(Interface dataset entries)
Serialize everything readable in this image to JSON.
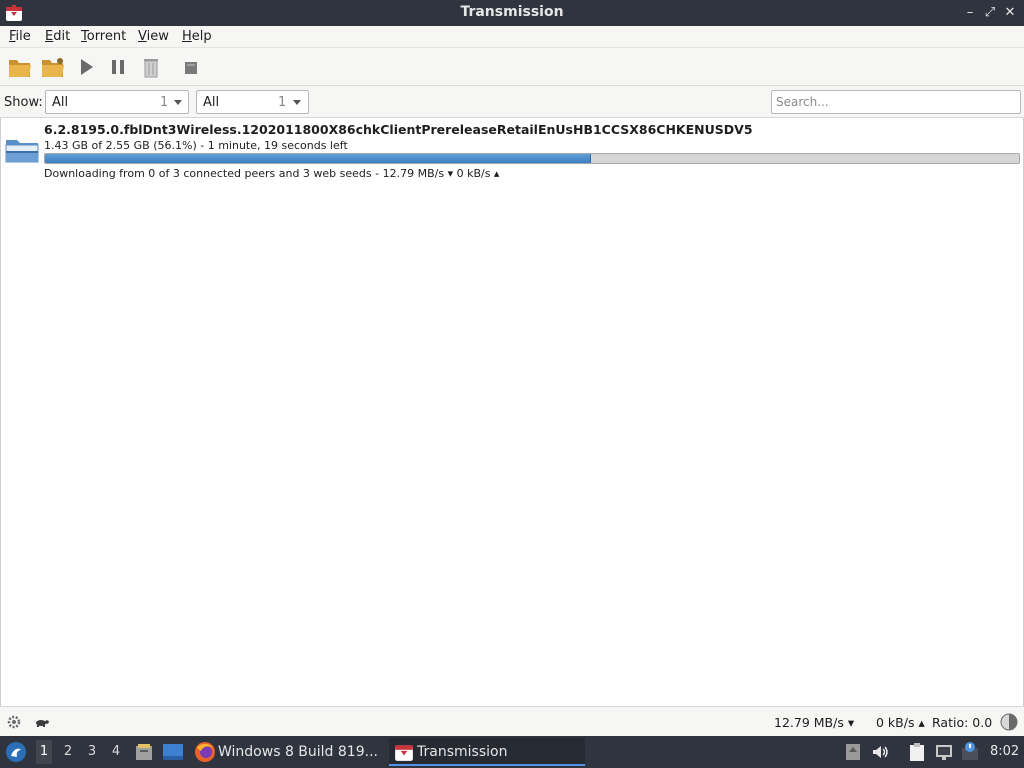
{
  "window": {
    "title": "Transmission",
    "controls": {
      "minimize": "–",
      "maximize": "⤢",
      "close": "✕"
    }
  },
  "menu": {
    "items": [
      {
        "label": "File",
        "ul": "F",
        "rest": "ile"
      },
      {
        "label": "Edit",
        "ul": "E",
        "rest": "dit"
      },
      {
        "label": "Torrent",
        "ul": "T",
        "rest": "orrent"
      },
      {
        "label": "View",
        "ul": "V",
        "rest": "iew"
      },
      {
        "label": "Help",
        "ul": "H",
        "rest": "elp"
      }
    ]
  },
  "toolbar": {
    "buttons": [
      "open-folder-icon",
      "open-url-icon",
      "start-icon",
      "pause-icon",
      "remove-icon",
      "properties-icon"
    ]
  },
  "filter": {
    "show_label": "Show:",
    "activity": {
      "value": "All",
      "count": "1"
    },
    "tracker": {
      "value": "All",
      "count": "1"
    },
    "search_placeholder": "Search..."
  },
  "torrent": {
    "name": "6.2.8195.0.fblDnt3Wireless.1202011800X86chkClientPrereleaseRetailEnUsHB1CCSX86CHKENUSDV5",
    "progress_text": "1.43 GB of 2.55 GB (56.1%) - 1 minute, 19 seconds left",
    "progress_fraction": 0.561,
    "status": "Downloading from 0 of 3 connected peers and 3 web seeds - 12.79 MB/s ▾   0 kB/s ▴"
  },
  "statusbar": {
    "download_speed": "12.79 MB/s ▾",
    "upload_speed": "0 kB/s ▴",
    "ratio": "Ratio: 0.0"
  },
  "taskbar": {
    "workspaces": [
      "1",
      "2",
      "3",
      "4"
    ],
    "active_workspace": "1",
    "tasks": [
      {
        "label": "Windows 8 Build 819..."
      },
      {
        "label": "Transmission"
      }
    ],
    "clock": "8:02"
  },
  "colors": {
    "titlebar": "#2f343f",
    "progress": "#4a8bc9",
    "accent": "#5294e2"
  }
}
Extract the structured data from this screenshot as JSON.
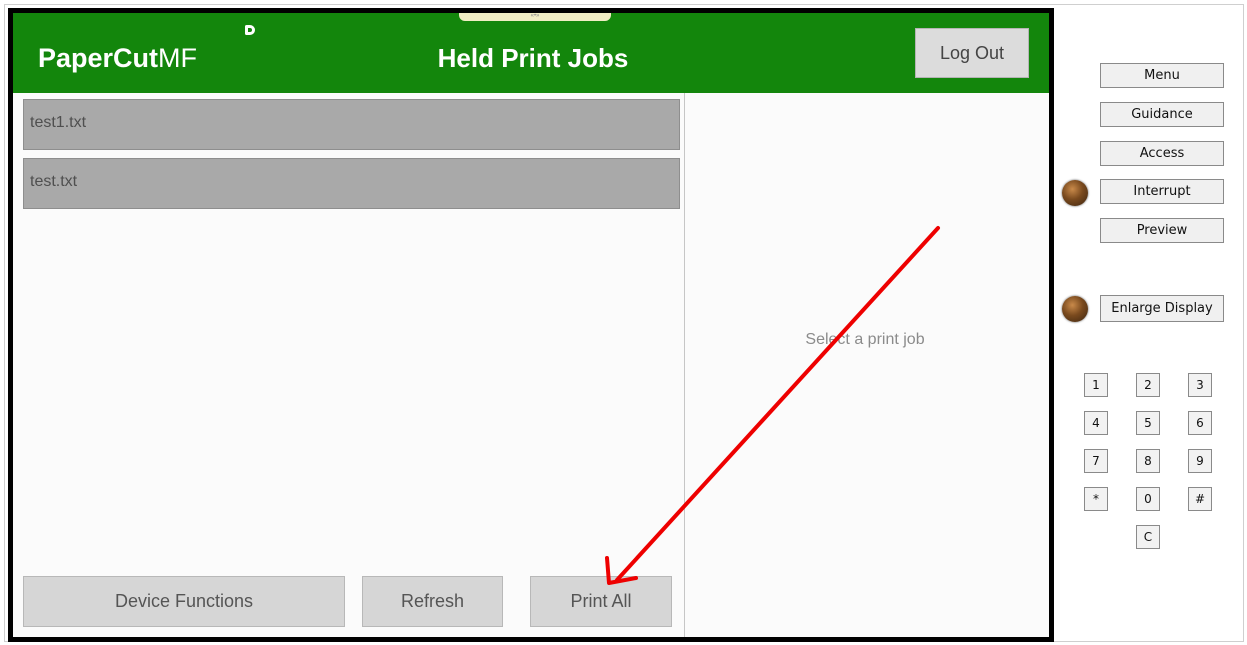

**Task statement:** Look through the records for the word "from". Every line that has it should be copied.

**Result of this exercise:**
    "status": "Downloading from 0 of 3 connected peers and 3 web seeds - 12.79 MB/s ▾   0 kB/s ▴"
Extract the structured data from this screenshot as JSON.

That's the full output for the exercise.